UN & EU Discuss Humanitarian Aid for Storm-Affected Libyans


The Vice-President of the European Commission, Josep Borrell, held discussions with Abdoulaye Bathily, the UN Special Envoy and Head of the United Nations Support Mission in Libya (UNSMIL).

The meeting focused on crucial matters concerning Libya’s political stability, and the aftermath of storm Daniel.

During their meeting, the two sides exchanged perspectives regarding the present situation in Libya. Their primary agenda was to enhance coordination, and intensify political efforts to pave the way for lasting peace and stability in the war-torn nation.

Borrell reiterated the EU’s unwavering support for the facilitation initiative led by Bathily. This initiative has been instrumental in seeking a peaceful resolution to the ongoing conflict in Libya.

The EU and the UN reaffirmed their mutual commitment to collaborate in achieving a sustainable political solution.
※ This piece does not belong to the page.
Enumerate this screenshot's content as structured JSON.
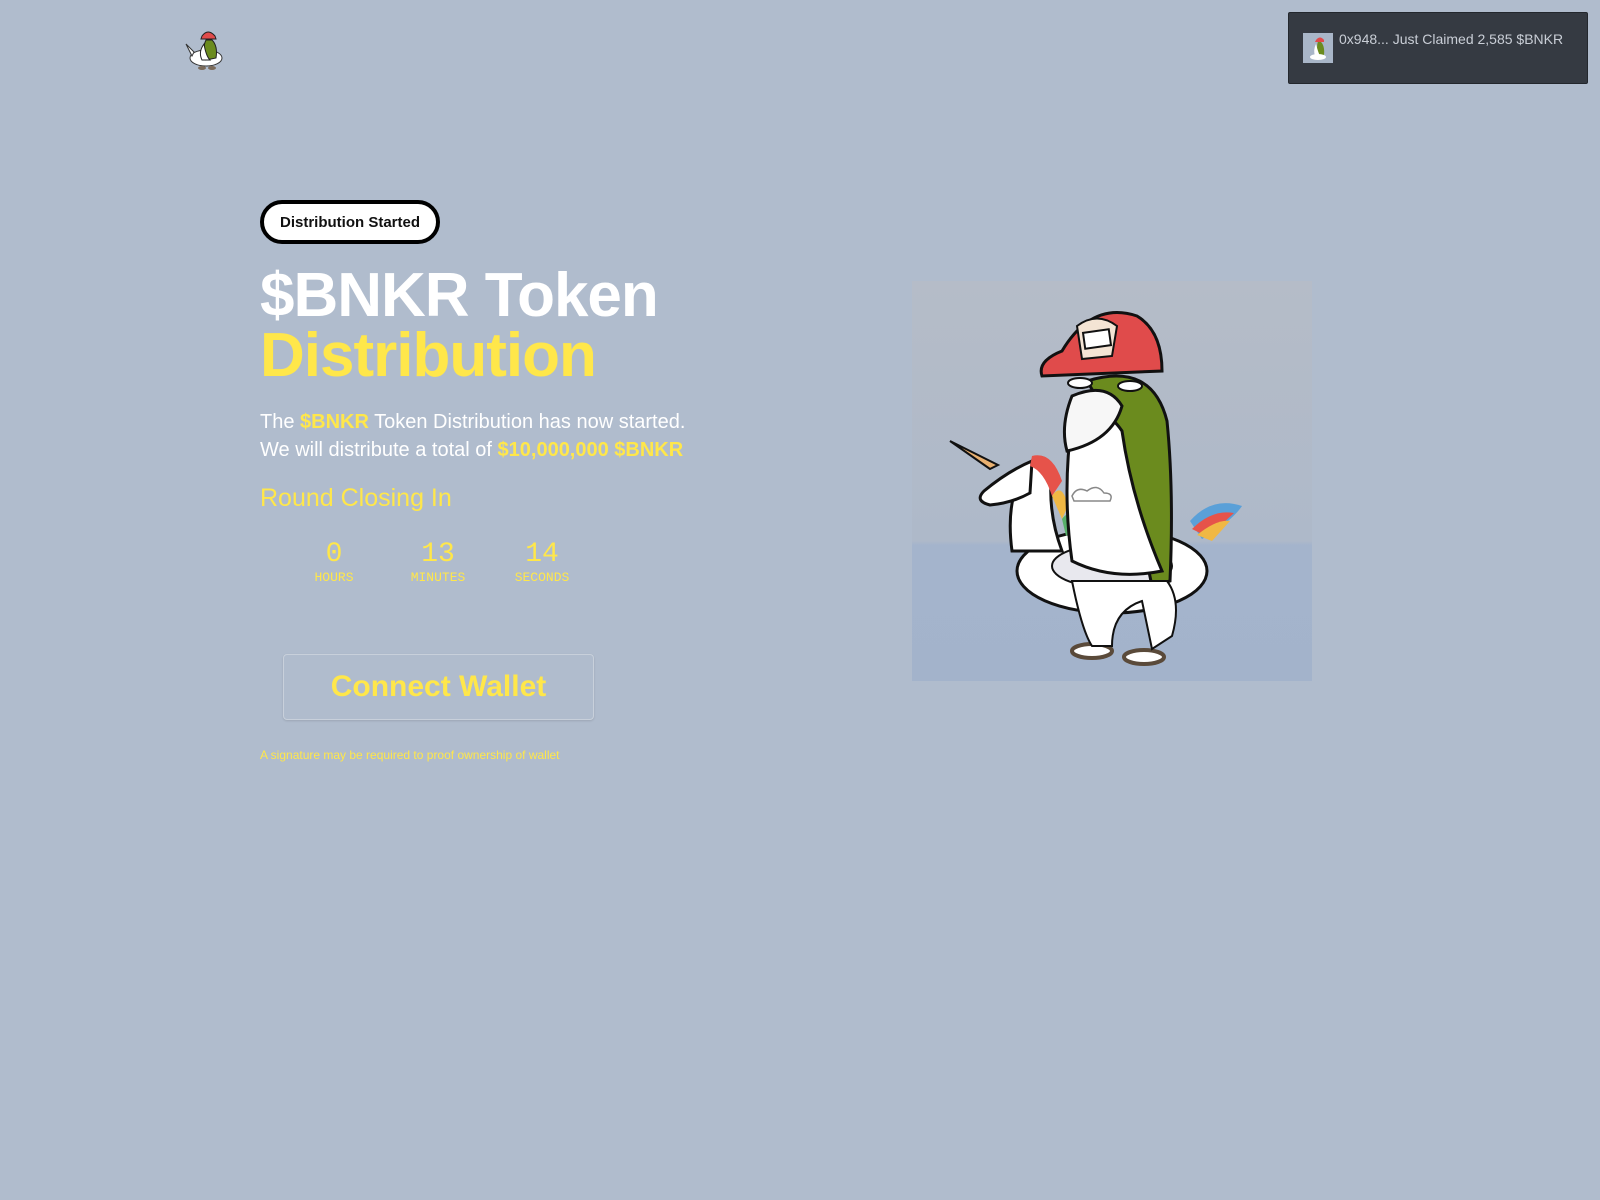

The devastating consequences of storm Daniel, also featured prominently in the discussion between Borrell and Bathily.

They emphasised the critical need to continue providing assistance to all Libyans, especially during these challenging times.

On 10 September, a devastating storm swept through several eastern regions of Libya, notably the cities of Derna, Benghazi, Al-Bayda, Al-Marj, and Sousse. This resulted in significant destruction and led to the loss of thousands of lives, injuries, and missing individuals.

The Secretary-General of the United Nations Antonio Guterres has called a flood that killed thousands in Derna, Libya a “symbol of the world’s ills.”

“Even as we speak now, bodies are washing ashore from the same Mediterranean Sea where billionaires sunbathe on their super yachts,” Guterres said in the opening of the 78th session of the UN General Assembly.

“Derna is a sad snapshot of the state of our world – the flood of inequity, of injustice, of inability to confront the challenges in our midst,” he added.

The International Organization for Migration (IOM) announced that the floods in northeastern Libya have forced an estimated 43,059 individuals to flee their homes.